I am researching God’s involvement in workers’ choice of vocations. Many people refer to this as a calling, although this term is used more often in reference to ministerial vocations than secular. My topical question is: does God call workers to vocations and if so, how?
For many years, I have listened to National Public Radio (NPR) while driving. I enjoy their in-depth reporting and professionalism. One of their popular segments is StoryCorps where ordinary people interview each other. These short recordings tell the story of everyday people living everyday lives in America. Over 65,000 conversations have been recorded in StoryCorps booths across America.
In Callings: The Purpose and Passion of Work (Dave Isay, Penguin Books, New York, NY, 2017), Dave Isay, founder of StoryCorps, edits and publishes 53 conversations on callings. In his introduction, he quotes Studs Terkel, an oral historian: “Work … is about the search ‘for daily meaning as well as daily bread, for recognition as well as cash, for astonishment rather than torpor; in short, for a sort of life rather than a Monday through Friday sort of dying.’” (page 3). Isay’s book is secular and God rarely appears in its 260 pages. I selected this book to read about everyday vocational decisions and experiences. It is not that God was absent, just rarely mentioned by name.
For some, like Storm Reyes, work was providing the basic requirements for life: “When you are grinding day after day after day, there’s nothing to aspire to except filling your hungry belly. You may walk down the street and see a row of nice, clean houses, but you never, ever dream you can live in one. You don’t dream. You don’t hope.” (page 40) Storm Reyes discovered a bookmobile where books opened her life to a world outside of poverty and she became a library assistant.

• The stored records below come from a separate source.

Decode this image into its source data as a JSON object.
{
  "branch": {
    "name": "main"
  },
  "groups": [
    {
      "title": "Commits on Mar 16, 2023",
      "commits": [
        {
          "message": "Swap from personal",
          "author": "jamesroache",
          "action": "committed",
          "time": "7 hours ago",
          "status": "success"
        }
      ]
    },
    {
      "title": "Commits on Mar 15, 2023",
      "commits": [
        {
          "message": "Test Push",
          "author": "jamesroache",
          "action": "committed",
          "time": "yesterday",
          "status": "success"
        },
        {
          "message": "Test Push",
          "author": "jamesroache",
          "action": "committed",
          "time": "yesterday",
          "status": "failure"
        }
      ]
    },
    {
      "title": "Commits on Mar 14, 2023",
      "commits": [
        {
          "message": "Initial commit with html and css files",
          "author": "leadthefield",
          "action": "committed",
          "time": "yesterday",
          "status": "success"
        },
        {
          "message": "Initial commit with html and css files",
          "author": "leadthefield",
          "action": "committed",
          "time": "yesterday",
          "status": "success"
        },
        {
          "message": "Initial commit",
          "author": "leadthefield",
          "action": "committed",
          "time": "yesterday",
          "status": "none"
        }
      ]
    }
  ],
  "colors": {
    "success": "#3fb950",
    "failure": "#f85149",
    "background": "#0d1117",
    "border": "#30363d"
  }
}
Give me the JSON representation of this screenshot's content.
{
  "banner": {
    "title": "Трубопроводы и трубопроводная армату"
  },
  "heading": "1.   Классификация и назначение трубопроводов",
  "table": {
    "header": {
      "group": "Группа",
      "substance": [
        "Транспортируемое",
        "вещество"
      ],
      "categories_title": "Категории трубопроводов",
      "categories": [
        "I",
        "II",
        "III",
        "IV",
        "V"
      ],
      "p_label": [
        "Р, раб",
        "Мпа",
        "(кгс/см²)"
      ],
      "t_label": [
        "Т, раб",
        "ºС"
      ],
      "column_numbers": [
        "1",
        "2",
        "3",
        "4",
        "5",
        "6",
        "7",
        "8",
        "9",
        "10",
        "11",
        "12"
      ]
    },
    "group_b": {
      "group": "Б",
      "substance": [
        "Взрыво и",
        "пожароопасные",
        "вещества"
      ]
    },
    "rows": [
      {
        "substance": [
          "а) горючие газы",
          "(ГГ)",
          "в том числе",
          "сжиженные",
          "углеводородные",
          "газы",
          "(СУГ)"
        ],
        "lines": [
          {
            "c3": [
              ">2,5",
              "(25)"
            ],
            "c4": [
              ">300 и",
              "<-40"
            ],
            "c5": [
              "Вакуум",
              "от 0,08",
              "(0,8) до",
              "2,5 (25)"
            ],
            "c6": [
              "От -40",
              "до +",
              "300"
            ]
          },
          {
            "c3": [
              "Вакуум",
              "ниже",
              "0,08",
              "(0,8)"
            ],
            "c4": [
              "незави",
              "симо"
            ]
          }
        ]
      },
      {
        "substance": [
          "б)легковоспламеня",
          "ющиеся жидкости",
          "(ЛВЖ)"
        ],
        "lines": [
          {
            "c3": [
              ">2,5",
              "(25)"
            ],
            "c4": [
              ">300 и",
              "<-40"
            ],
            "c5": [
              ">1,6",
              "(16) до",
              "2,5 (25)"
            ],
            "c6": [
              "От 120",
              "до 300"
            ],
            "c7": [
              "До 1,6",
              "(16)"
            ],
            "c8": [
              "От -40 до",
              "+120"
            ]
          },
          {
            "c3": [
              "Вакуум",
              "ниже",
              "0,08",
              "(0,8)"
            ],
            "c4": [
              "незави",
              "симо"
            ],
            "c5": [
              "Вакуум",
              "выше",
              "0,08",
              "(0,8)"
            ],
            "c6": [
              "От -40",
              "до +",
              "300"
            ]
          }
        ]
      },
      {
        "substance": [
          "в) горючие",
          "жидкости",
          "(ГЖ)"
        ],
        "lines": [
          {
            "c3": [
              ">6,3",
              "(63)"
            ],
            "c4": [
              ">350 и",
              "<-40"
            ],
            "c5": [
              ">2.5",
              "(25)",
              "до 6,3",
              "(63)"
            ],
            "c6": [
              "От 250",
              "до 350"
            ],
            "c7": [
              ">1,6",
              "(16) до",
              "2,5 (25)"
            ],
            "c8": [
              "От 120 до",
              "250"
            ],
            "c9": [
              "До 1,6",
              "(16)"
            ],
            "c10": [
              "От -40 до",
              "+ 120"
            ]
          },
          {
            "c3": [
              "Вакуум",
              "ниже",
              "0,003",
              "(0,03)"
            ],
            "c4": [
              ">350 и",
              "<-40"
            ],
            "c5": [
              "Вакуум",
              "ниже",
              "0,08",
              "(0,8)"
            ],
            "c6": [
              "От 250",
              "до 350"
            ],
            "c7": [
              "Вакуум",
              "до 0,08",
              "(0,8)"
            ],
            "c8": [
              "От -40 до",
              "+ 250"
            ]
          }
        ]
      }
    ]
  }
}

For others, it was recognizing their gifts. Actor Ricardo Pitts-Wiley had insecurity about his ability: “Why didn’t I get all the gifts? Why can’t I sing? Why can’t I do certain things better? But then I started to realize that you only get a portion of the gift, and if you’re patient, the rest of it will come.” (page 95) His son was most proud of Ricardo’s decision to be a dad.
For public defender Vito de la Cruz, it was grit in the face of massive obstacles as a migrant worker: “If there’s one thing that my nena [aunt who raised him] gave me, it was a desire to learn and to succeed in school. Against all odds, she was the first in our family – of either gender – to graduate from high school and eventually from college. And I ended up going from San Benito, Texas, to Yale, which was a culture shock to the extreme. I went from an environment where we were essentially surviving below the poverty line, to where our entire family could probably have existed for a month on all the food that was thrown away in just one dining hall at Yale.” (page 155)
Policewoman Pat Hays connected her work with service: “It wasn’t all adversity or I would have been really stupid to have kept that job. It’s kind of a calling. I really enjoyed helping people. I would have done it forever.” (page 161)
Eighth-grade science teacher Al Siedlecki saw talent in his student who eventually became a neurosurgeon: “You have a gift, and that day I wanted to make sure you knew I absolutely recognized it.” (page 180) It was a child who most clearly saw her mother’s calling as an oncology nurse: “I really think God wanted you to be what you are, because you’re awesome at it. To me, you are maybe an angel on earth; you come down and try your best to heal people.” (page 113)
These people are using their God-given gifts to take our community a step closer to the kingdom. Amen!